▸ **Your objective**
Pull every line containing "subject" out of the listing below.

- - -

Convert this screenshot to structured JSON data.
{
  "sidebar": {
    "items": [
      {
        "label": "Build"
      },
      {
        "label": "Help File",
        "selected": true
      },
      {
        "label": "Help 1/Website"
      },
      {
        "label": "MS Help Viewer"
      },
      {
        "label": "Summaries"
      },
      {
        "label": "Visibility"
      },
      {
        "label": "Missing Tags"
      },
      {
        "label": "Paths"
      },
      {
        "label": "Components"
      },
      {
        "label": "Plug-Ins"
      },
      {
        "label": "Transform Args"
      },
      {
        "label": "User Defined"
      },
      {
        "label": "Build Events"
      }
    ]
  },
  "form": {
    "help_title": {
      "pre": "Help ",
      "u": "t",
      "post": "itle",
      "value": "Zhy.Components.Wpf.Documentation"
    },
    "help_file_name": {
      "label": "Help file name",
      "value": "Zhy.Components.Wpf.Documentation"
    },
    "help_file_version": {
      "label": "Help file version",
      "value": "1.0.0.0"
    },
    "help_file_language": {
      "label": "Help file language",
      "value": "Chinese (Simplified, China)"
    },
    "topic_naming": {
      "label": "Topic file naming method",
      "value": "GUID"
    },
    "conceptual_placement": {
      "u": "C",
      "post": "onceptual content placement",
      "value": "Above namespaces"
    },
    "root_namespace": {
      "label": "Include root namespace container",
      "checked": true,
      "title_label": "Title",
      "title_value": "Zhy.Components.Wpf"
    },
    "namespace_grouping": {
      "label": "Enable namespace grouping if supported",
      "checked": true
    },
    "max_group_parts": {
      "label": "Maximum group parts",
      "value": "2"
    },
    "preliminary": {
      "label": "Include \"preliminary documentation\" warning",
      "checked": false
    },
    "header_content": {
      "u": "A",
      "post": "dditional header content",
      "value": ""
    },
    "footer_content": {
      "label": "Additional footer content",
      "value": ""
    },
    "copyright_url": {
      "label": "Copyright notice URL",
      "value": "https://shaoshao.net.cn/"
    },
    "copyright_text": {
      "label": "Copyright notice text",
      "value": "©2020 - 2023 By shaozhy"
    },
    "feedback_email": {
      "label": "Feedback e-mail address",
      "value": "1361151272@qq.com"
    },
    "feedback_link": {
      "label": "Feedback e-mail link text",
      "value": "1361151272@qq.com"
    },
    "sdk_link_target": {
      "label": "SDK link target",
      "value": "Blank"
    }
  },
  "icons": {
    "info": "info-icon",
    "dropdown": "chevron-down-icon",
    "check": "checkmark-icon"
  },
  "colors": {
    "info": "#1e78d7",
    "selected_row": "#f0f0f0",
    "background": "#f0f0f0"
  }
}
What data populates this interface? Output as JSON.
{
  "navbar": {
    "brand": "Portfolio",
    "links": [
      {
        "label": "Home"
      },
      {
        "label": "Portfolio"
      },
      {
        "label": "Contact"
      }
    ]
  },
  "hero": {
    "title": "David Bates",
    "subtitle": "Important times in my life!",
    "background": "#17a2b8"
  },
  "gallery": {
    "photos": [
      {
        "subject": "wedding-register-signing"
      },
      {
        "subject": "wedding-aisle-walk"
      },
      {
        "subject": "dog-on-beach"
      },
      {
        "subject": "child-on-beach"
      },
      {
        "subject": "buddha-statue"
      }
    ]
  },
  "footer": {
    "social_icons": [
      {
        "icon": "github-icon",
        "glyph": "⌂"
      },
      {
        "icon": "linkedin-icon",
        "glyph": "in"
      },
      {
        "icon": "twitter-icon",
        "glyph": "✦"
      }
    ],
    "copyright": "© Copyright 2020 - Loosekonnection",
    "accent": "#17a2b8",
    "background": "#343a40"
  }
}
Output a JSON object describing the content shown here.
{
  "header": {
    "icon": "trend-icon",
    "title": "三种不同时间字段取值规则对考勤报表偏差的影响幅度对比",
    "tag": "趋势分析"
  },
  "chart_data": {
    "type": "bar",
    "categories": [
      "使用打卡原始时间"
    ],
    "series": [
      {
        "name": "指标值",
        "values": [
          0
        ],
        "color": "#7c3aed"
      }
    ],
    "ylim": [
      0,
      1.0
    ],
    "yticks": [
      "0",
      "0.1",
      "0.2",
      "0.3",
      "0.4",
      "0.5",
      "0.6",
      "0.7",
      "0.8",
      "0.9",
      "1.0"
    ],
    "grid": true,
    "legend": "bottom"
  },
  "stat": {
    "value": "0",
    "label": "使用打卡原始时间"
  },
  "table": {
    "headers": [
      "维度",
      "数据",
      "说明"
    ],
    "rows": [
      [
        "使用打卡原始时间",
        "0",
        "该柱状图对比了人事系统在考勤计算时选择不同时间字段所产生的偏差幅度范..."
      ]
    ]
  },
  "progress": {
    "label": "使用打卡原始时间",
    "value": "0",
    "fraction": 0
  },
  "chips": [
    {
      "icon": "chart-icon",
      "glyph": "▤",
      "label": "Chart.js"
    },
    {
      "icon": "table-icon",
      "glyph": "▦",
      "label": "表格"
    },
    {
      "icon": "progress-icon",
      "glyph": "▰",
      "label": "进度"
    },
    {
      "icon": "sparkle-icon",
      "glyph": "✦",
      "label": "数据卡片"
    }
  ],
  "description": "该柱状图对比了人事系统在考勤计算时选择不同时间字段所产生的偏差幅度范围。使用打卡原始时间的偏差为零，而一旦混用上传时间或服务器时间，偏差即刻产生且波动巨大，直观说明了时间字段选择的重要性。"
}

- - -

▸ **Result**
        "subject": "wedding-register-signing"
        "subject": "wedding-aisle-walk"
        "subject": "dog-on-beach"
        "subject": "child-on-beach"
        "subject": "buddha-statue"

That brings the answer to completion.